When You Graduate: Should You Apply an Embargo?
Factors for Undergraduate Students to Consider
Congratulations! You've successfully defended your thesis/project. Most departments encourage – and some require – you to submit it to the U of A's open access digital repository ScholarWorks@UARK. For information about the submission process, see these guidelines. Be aware that this repository will make your work directly available to anyone, anywhere with an internet connection unless you apply an embargo.
Whereas an embargo limits discoverability and accessibility, it also safeguards research and creative work which you are not yet ready to release to the public. Should you apply an embargo? If so, how long should it last? One year? Three years? Indefinitely? Consider the following factors.
Patents: Do you, your advisor, or any other member of your research team intend to apply for a patent based on your research?
If you answer "yes," ask your advisor if releasing your thesis/project in ScholarWorks@UARK would count as public disclosure, which would impede the patent application.
Research Funding: Has your research been funded, either directly or indirectly, by a government agency, a funding organization, or a corporation?
If you answer "yes," consult your advisor and check the terms of the grant for restrictions or obligations regarding research outputs (e.g., public access requirements, nondisclosure agreements, proprietary data).
Future Publications: When you sign the ScholarWorks@UARK agreement, you retain copyright as well as the right to use your thesis/project for professional purposes and in future publications. That is, you grant ProQuest nonexclusive permission to publicly host your work.
Journal articles: Will journals in your discipline publish an article based on a publicly available thesis/project? If so, an embargo may not be necessary. However, in a footnote or in the acknowledgments section of an article, you will need to mention that it originated from your thesis/project.

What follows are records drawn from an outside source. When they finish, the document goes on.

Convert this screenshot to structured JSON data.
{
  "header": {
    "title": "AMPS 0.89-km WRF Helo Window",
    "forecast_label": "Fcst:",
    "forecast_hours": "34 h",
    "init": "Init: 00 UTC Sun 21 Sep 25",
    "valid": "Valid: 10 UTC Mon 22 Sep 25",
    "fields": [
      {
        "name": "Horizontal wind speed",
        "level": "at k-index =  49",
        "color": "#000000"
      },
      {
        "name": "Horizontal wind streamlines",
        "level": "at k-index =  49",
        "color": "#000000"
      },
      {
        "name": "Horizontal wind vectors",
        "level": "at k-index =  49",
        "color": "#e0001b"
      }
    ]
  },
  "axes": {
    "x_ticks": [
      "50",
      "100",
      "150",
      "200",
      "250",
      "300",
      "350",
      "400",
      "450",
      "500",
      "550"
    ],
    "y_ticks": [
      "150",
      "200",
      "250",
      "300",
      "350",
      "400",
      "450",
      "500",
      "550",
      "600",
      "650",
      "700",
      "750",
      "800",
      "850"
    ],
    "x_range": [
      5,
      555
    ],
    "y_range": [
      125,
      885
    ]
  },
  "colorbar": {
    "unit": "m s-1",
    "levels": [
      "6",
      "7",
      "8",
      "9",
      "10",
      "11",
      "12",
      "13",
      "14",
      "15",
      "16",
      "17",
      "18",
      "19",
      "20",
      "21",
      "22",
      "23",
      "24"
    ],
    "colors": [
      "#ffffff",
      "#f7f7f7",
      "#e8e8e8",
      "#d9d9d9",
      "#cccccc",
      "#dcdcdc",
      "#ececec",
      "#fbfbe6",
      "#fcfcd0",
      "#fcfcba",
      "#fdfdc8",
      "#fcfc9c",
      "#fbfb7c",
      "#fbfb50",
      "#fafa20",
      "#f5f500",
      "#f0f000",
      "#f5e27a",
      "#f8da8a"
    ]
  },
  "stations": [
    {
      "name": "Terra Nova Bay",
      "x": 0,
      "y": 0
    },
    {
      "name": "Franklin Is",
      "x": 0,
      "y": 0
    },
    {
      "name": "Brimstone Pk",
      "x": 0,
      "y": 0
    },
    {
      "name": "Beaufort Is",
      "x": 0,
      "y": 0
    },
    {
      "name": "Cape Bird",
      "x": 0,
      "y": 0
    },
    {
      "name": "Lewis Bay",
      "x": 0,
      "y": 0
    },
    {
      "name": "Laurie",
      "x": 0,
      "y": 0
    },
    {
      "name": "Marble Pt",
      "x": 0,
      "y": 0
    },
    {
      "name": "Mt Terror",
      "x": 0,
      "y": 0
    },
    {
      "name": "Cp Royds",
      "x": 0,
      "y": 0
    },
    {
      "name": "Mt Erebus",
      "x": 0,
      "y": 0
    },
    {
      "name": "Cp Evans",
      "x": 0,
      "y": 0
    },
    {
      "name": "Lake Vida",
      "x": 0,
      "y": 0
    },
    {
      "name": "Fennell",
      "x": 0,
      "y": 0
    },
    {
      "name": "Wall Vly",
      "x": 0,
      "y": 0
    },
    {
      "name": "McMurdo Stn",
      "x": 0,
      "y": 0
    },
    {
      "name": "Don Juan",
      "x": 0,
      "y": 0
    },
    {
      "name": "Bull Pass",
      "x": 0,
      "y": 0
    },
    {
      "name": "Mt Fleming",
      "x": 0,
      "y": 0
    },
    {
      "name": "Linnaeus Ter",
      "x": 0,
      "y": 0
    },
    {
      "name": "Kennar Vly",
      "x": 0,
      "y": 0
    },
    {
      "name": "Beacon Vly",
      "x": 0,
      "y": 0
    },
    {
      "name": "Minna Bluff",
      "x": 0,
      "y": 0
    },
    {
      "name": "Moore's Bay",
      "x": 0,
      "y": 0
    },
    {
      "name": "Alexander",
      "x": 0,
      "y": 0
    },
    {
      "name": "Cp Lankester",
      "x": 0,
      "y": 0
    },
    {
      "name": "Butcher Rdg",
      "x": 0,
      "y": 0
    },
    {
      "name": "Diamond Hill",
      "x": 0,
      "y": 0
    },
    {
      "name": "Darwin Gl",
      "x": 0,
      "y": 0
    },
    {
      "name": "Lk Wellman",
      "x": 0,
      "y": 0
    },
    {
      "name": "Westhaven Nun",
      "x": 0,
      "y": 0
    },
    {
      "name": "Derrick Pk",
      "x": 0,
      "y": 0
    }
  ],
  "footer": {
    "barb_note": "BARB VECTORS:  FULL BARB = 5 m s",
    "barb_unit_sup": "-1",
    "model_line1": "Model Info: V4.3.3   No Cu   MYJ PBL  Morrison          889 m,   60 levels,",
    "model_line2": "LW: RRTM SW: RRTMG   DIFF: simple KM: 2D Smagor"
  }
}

If journals will not accept an article based on a publicly available thesis/project, you should consider an embargo. Consult your advisor.
Your Discipline: If you're in the arts, you may not want to make your drawings, stories, architectural designs, musical compositions, documentary videos, or dramatic scripts openly available until you've had an opportunity to capitalize on them yourself. Also, the humanities, social sciences, and sciences have differing expectations regarding a thesis/project as a source of publications. Consult your advisor about the options for publishing your work and the desirability of an embargo.